Anyway, I didn't mean to rant on, but I do want you to see the other side of the coin. I know you gave it a 3 month try, and I applaud you for it--at least you gave more than one distro a chance and gave it more than one or two install attempts. Hopefully you will come back to Linux, but I also hope you give other distributions a chance before you leave for now--seriously, how many "distributions" of Windows have you used? I started with Win3.1 and have used each one from there. That's what, 8 or so versions? I've only used 2 distros so far from Linux (mandrake, and now Slackware) and I'm hooked. I can still try the remaining 100 or so distros of Linux, but I've found the one that best suits me on my second attempt. After my first 8 "distros" of Windows, I'm still not satisfied. Check out some other distributions, go to www.distrowatch.com and read up about them. Give them a shot, they're free anyway

Regardless, if you decide to come back to Linux, I'll be here to help you out. Hopefully in a year's time, I'll be able to help you even more.
 
Old 02-27-2003, 07:43 PM   #14
Texicle
Member
 
Registered: Oct 2002
Location: Northern Ontario, Canada
Distribution: Slackware 10.0
Posts: 789

Rep: Reputation: 30
Quote:
Originally posted by chingasman
<snip>
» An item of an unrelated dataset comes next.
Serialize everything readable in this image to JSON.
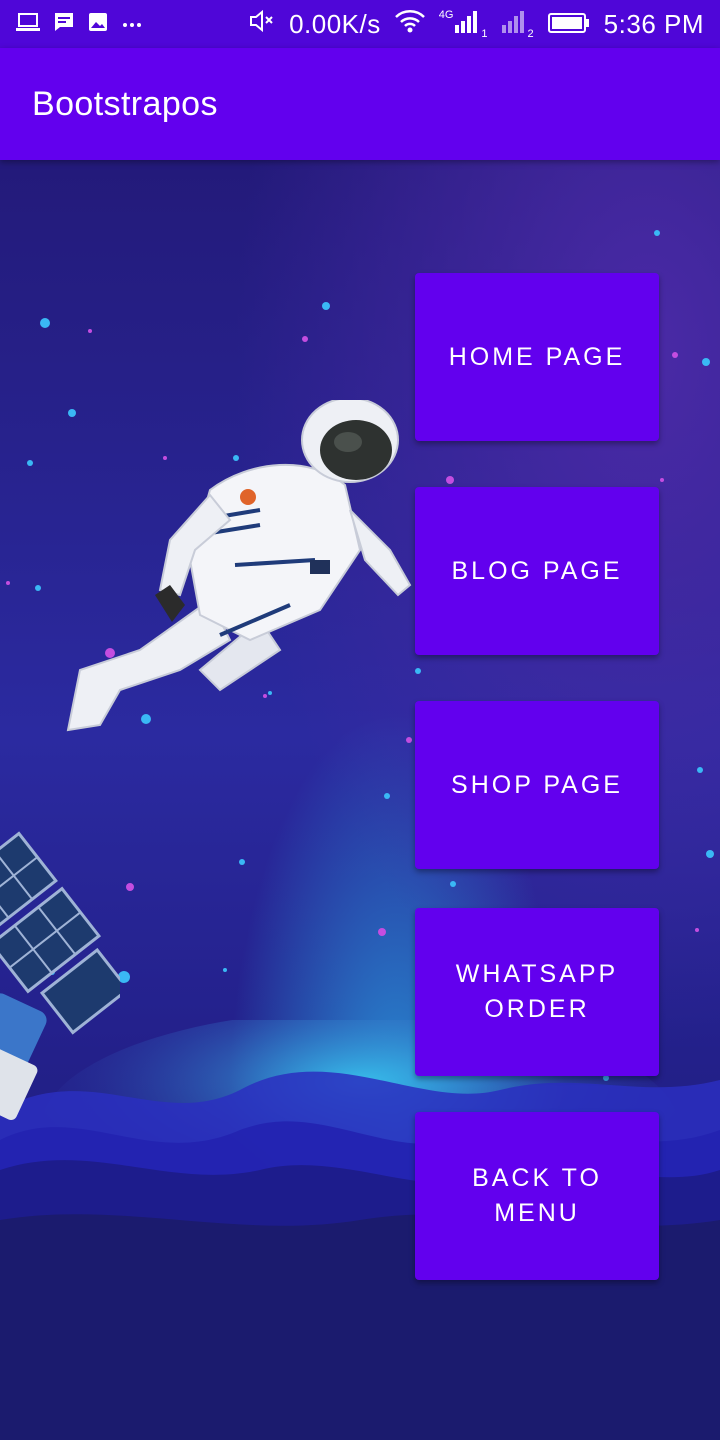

someone should come up with a rpm variation that has all that friggin dependent crap included. so that if you don't have it installed it will install it.
Have you ever tried to install programs using a distro that doesn't use rpm's or tried installing from source? I've never had a dependency issue installing from source. I can't say that it's impossible to run into a dependency issue when installing from source, I just don't know anyone who has yet. The only problem I had was that my gcc and gcc++ wasn't installed and it wouldn't let me compile. After I got them installed again, everything goes smoothly.
 
Old 02-27-2003, 08:01 PM   #15
boreo
Member
 
Registered: Feb 2003
Location: Dominican Republic
Distribution: Slackware, FreeBSD, RedHat
Posts: 326
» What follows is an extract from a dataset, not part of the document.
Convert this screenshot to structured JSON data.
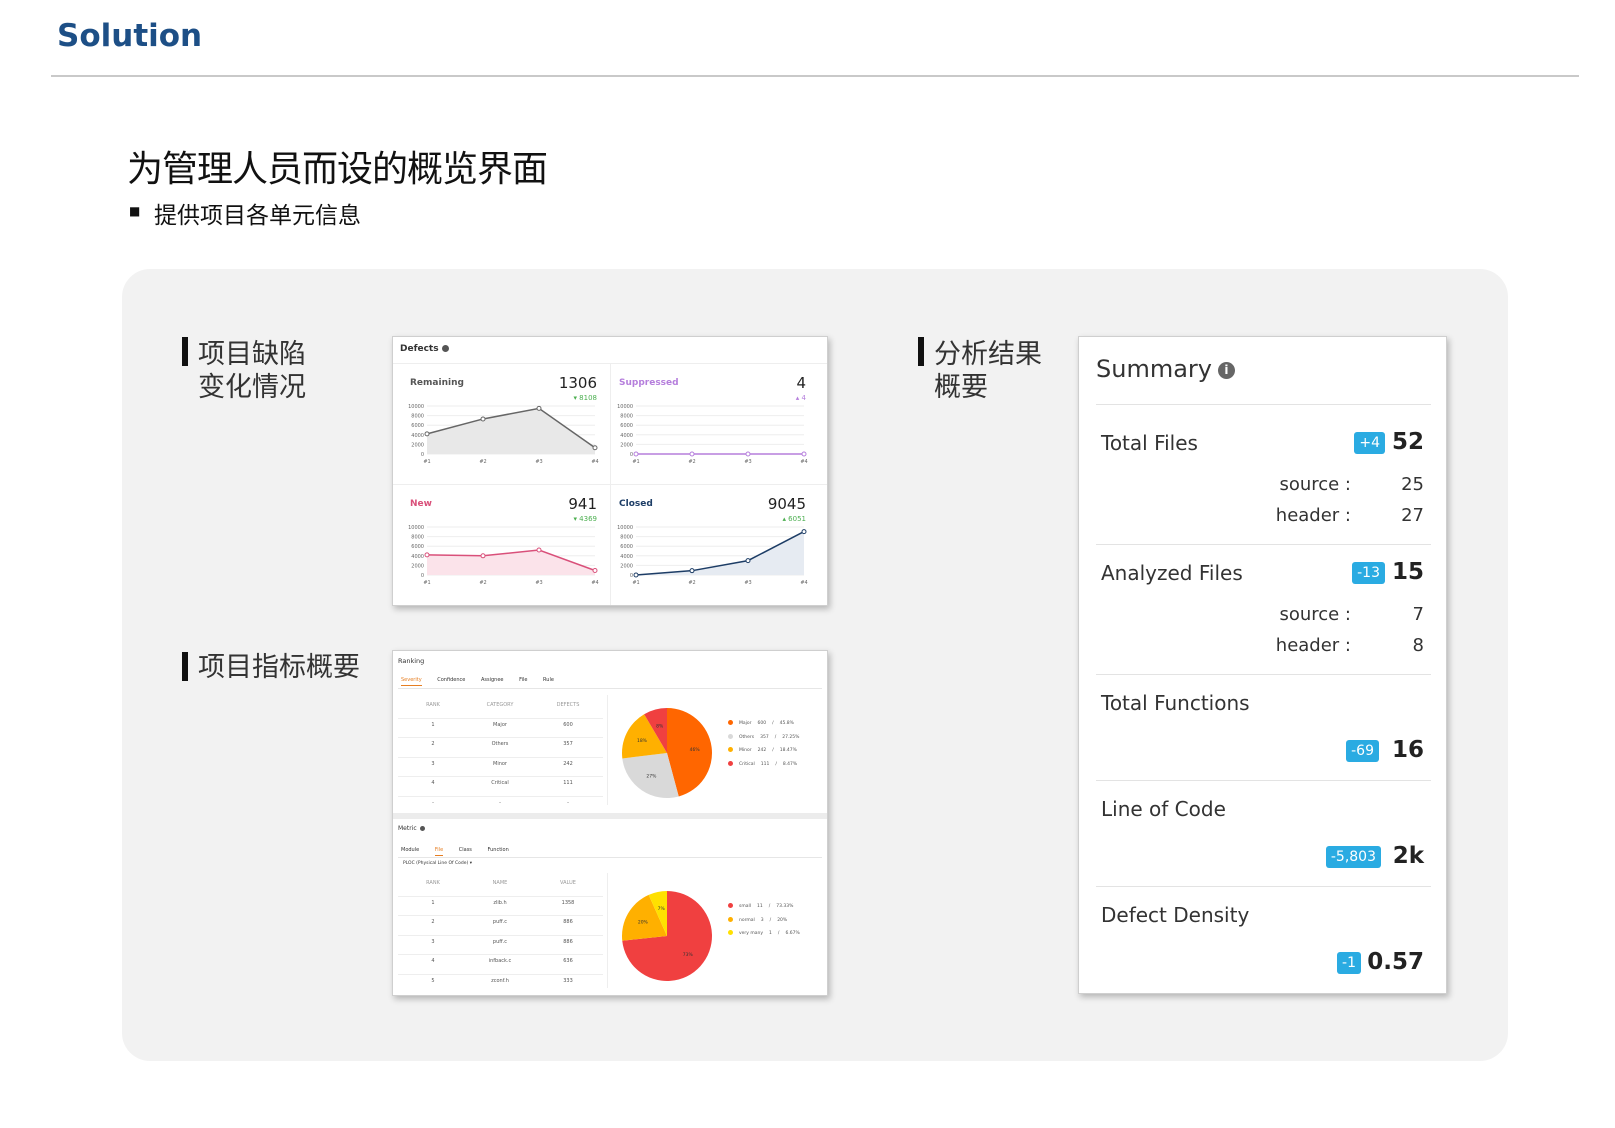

Rep: Reputation: 30
Is hard for a Windows user to switch to Linux, but onces you understand and use Linux a lot... When you get to use Windows you will feel stupid... I know I do... Well good luck and when you decide to come back, I guess that I'll be a "Guru" lol ( I think thats my dream) j/k.... (No blue screens here buddy or run time errors which I used to hate like crazy)
 
  


Reply


Thread Tools Search this Thread
Search this Thread:

Advanced Search

Posting Rules
You may not post new threads
You may not post replies
You may not post attachments
You may not edit your posts

BB code is On
Smilies are On
[IMG] code is On
HTML code is Off


Similar Threads
Thread Thread Starter Forum Replies Last Post
printf unsigned long long int? blackzone Programming 9 03-04-2008 12:41 PM
What do you think of all this? (long) kojo_chaos Linux - General 5 10-21-2005 01:14 PM
I've come a long way... linmix LinuxQuestions.org Member Success Stories 0 10-18-2005 05:13 PM
how long does it take? schatoor Linux From Scratch 1 04-14-2003 12:09 PM
How long can you??? cli_man General 19 03-31-2003 12:55 AM


All times are GMT -5. The time now is 08:54 AM.

Main Menu
My LQ
Write for LQ
LinuxQuestions.org is looking for people interested in writing Editorials, Articles, Reviews, and more. If you'd like to contribute content, let us know.
Main Menu
Syndicate
RSS1  Latest Threads
RSS1  LQ News
Twitter: @linuxquestions
identi.ca: @linuxquestions
Facebook: linuxquestions Google+: linuxquestions
Open Source Consulting | Domain Registration